Entries from a dataset of interfaces
===
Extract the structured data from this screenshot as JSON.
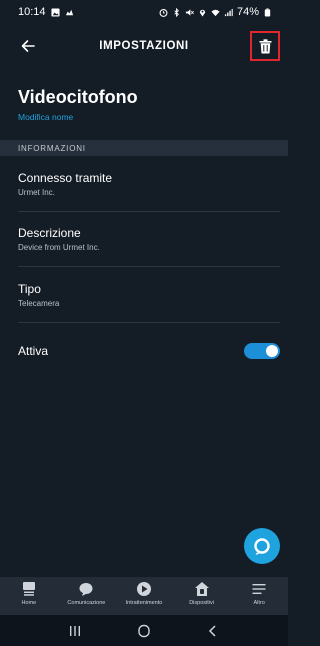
{
  "status_bar": {
    "time": "10:14",
    "battery": "74%"
  },
  "header": {
    "title": "IMPOSTAZIONI",
    "back_icon": "arrow-left-icon",
    "delete_icon": "trash-icon",
    "highlight_color": "#e0262f"
  },
  "device": {
    "name": "Videocitofono",
    "rename_label": "Modifica nome"
  },
  "section": {
    "title": "INFORMAZIONI"
  },
  "info_rows": [
    {
      "title": "Connesso tramite",
      "subtitle": "Urmet Inc."
    },
    {
      "title": "Descrizione",
      "subtitle": "Device from Urmet Inc."
    },
    {
      "title": "Tipo",
      "subtitle": "Telecamera"
    }
  ],
  "active_toggle": {
    "label": "Attiva",
    "enabled": true,
    "color": "#1d8fd8"
  },
  "bottom_nav": [
    {
      "label": "Home",
      "icon": "home-icon"
    },
    {
      "label": "Comunicazione",
      "icon": "chat-icon"
    },
    {
      "label": "Intrattenimento",
      "icon": "play-icon"
    },
    {
      "label": "Dispositivi",
      "icon": "devices-icon"
    },
    {
      "label": "Altro",
      "icon": "menu-icon"
    }
  ],
  "colors": {
    "background": "#141c26",
    "accent": "#1fa3de"
  }
}
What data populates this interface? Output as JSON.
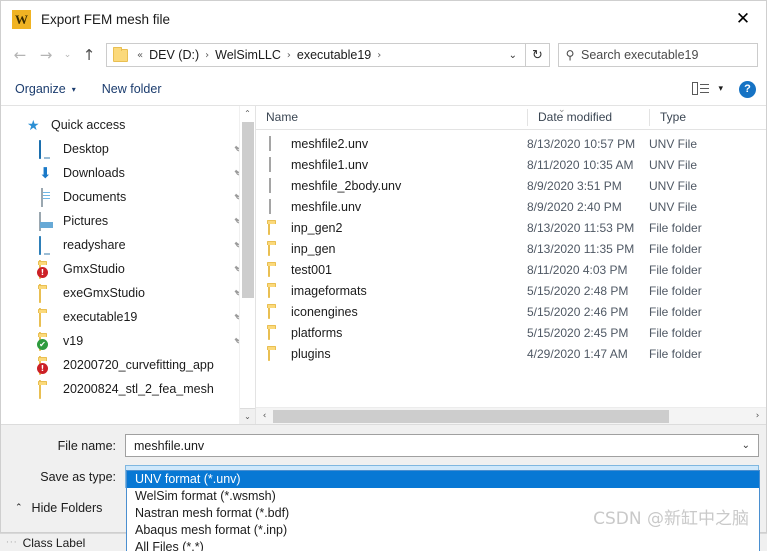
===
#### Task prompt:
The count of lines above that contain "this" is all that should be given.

#### Result of the exercise:
2